**ASSIGNMENT**
In the copy, include no images. Reproduce the entries exactly.

(Beginning of SOURCE DATA)

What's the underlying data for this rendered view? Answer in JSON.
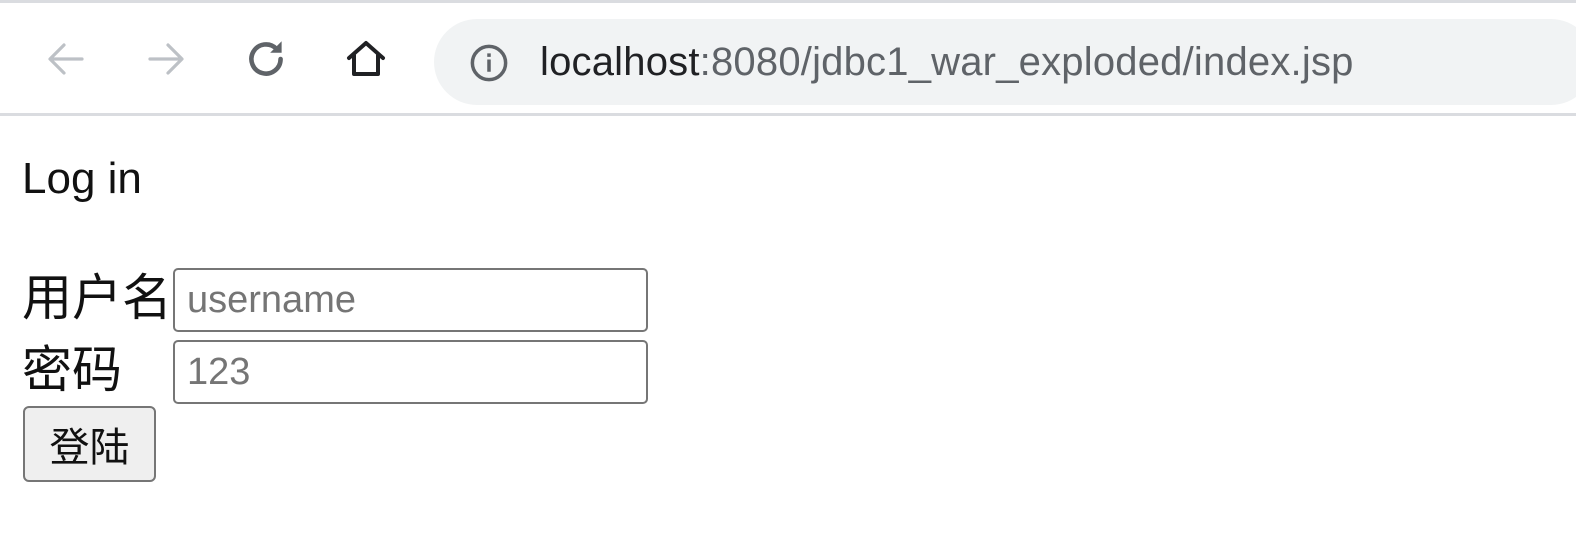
{
  "browser": {
    "url_host": "localhost",
    "url_rest": ":8080/jdbc1_war_exploded/index.jsp",
    "icons": [
      "back-arrow-icon",
      "forward-arrow-icon",
      "reload-icon",
      "home-icon",
      "site-info-icon"
    ]
  },
  "page": {
    "title": "Log in",
    "username_label": "用户名",
    "username_placeholder": "username",
    "password_label": "密码",
    "password_placeholder": "123",
    "submit_label": "登陆"
  }
}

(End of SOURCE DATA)

**OUTPUT**
What's the underlying data for this rendered view? Answer in JSON.
{
  "browser": {
    "url_host": "localhost",
    "url_rest": ":8080/jdbc1_war_exploded/index.jsp",
    "icons": [
      "back-arrow-icon",
      "forward-arrow-icon",
      "reload-icon",
      "home-icon",
      "site-info-icon"
    ]
  },
  "page": {
    "title": "Log in",
    "username_label": "用户名",
    "username_placeholder": "username",
    "password_label": "密码",
    "password_placeholder": "123",
    "submit_label": "登陆"
  }
}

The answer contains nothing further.